*** Records supplied Section Begins ***
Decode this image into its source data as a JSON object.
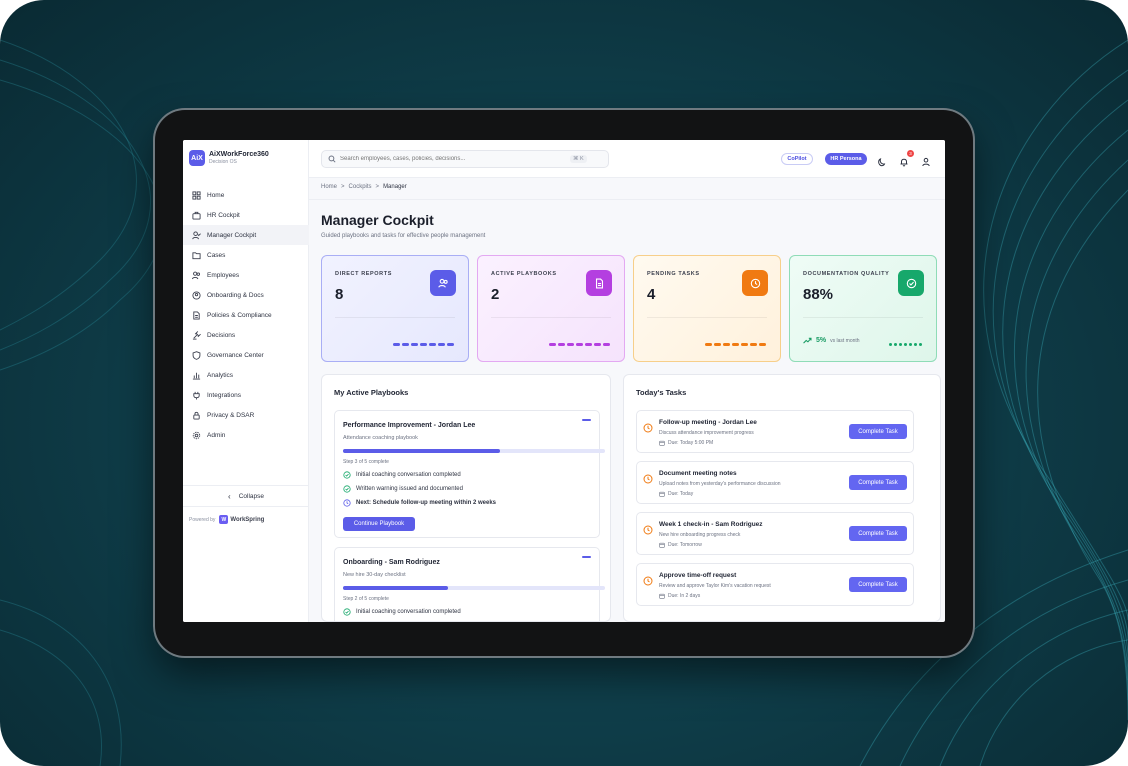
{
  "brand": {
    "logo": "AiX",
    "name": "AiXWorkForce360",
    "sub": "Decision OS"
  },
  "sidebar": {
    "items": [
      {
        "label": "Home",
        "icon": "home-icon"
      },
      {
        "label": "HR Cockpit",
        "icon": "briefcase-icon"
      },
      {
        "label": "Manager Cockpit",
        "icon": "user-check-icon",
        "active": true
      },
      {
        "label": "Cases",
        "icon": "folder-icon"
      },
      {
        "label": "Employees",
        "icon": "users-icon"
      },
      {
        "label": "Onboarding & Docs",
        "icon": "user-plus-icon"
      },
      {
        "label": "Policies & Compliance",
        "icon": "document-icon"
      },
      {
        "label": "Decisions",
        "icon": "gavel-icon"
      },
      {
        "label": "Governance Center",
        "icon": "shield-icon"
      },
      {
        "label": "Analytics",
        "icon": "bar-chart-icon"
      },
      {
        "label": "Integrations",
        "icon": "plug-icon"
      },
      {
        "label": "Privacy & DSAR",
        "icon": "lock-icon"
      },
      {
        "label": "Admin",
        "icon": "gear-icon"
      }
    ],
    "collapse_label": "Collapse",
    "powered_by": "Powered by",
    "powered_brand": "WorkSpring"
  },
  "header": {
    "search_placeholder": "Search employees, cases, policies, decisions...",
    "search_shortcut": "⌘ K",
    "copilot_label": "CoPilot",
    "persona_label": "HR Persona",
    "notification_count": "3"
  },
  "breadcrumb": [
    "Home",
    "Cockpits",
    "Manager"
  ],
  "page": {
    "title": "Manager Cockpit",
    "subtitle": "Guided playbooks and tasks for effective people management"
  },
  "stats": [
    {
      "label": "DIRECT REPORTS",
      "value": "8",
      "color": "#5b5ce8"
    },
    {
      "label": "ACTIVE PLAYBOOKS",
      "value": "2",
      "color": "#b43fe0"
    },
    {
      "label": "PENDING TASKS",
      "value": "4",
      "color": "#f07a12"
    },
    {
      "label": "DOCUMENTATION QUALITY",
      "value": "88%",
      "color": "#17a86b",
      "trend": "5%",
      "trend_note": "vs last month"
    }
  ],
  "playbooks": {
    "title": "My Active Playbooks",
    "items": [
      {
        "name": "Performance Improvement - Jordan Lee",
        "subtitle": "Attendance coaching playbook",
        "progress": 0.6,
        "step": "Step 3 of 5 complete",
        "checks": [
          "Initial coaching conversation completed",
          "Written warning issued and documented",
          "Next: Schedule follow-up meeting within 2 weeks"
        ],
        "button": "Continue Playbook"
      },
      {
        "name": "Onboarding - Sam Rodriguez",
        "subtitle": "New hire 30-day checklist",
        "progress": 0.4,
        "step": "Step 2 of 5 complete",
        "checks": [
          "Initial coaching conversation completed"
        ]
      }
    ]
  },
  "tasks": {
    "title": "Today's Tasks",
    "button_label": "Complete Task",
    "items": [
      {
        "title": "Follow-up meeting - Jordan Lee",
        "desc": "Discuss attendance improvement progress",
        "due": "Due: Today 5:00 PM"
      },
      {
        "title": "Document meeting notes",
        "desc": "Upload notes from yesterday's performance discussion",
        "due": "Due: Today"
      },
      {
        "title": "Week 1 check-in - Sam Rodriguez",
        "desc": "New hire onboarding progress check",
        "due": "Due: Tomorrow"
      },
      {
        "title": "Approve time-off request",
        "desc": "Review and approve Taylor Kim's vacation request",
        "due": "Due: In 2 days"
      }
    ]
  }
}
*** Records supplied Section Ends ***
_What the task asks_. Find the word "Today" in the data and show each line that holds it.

_Completed exercise_.
    "title": "Today's Tasks",
        "due": "Due: Today 5:00 PM"
        "due": "Due: Today"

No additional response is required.